- A fancy, designer website
- Rental office or warehouse (drop-shipping may be a cheaper alternative).
- Hiring staff (unless it’s necessary).
- A big branding budget
- Online courses/coaching/business mentors you don’t need at this stage of your business.
There are exceptions to this list. If you’re starting a brick and mortar business, you need a business location, a shop, or an office space if you are a service-based business. But there are alternatives if you can’t afford an office or a shop.
There are lots of co-working spaces in most cities. You could share an office, or rent a space in a shop etc. You just need to think outside the box if you need to save money, or if you’re working with a limited budget.
Finally, let’s look at some steps you can take to set you up for success before you start your business.
Steps you can take to set you up for financial success
Every year many businesses fail because they lack funding and other resources to keep their business running. They simply run out of cash.
While being optimistic is a good thing when starting a business, it’s more important to have a financial plan for your business. If you are thinking of starting a business, here are some things you can do to help you move forward with your goal:
1. Minimize or get rid of debt. This would free up more money for you to invest in your business.
2. Reduce expenses. Get rid of stuff or subscriptions you don’t need or use.
3. Create a budget and track your spending. It’s important to know where your money is going so you can reduce waste and unnecessary spending. A budget will also show you how much you can afford to spend, and how long you can run your business before it becomes profitable.
4. Create personal and business emergency funds. You need a business emergency fund to deal with financial problems when they occur.
5. Know the sources of funding for your business e.g personal savings, loans from family and friends, business loans etc. Have a short-term and long-term strategy for funding your business.
When you know your sources of funding, then you can figure out how long you can run your business without running out of money or going into debt.
6. Choose an accountant or accounting software (e.g Quickbooks) to help you track and manage your finances.
7. Open a separate business bank account. LLCs and Corporations are legally required to have separate bank accounts.
As a sole proprietor, it’s good practice to keep your personal funds separate from your business funds though it’s not a legal requirement.
One benefit of keeping separate bank accounts is so you don’t forget to claim a business expense on your tax return. It also helps with accurate record keeping of your business finances.
8. Learn and practice good money management skills.
9. Know the difference between profit and revenue, and other important financial terms every business owner should know.
This isn’t a comprehensive list by any means, but I hope it helps you prepare financially for starting a business.

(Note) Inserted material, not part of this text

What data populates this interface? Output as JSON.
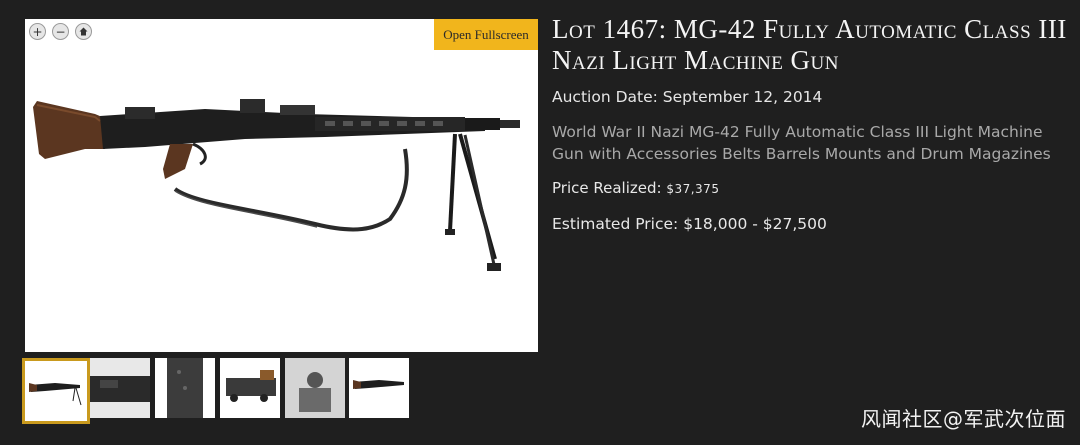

There are lots of ways you can save money when starting a business. If you need some more ideas, you may find the posts below helpful (depends on the type of business you’re starting):
3 Steps to starting your business when you’re just as ambitious as you are broke
5 ways to start a business for under $1000
The case for the $100 business
To recap, bootstrap and DIY as much as you can when you’re first starting out.
Resist the temptation to splurge/invest in courses,coaching,tools and other products you probably don’t need right away.
Start small and stair-step your way.
Consider investing more time than money initially especially if you’re on a tight budget.
Fund your business with your earnings.
Figure out your business essentials; that’s the tools that are necessary for you to launch your business. You can spend money on other stuff once you start making money.
Don’t forget to grab my Business Financial Plan checklist to help you plan your finances. Click the image below to grab the checklist!
Did I leave anything out? What steps did you take before you started your business?
What did you spend money on that you wish you hadn’t?
If you want to become financially literate, get out of debt, or improve your money management skills, check out some of my favorite personal finance books below. Please note, the links are affiliate links.
Other posts in this series: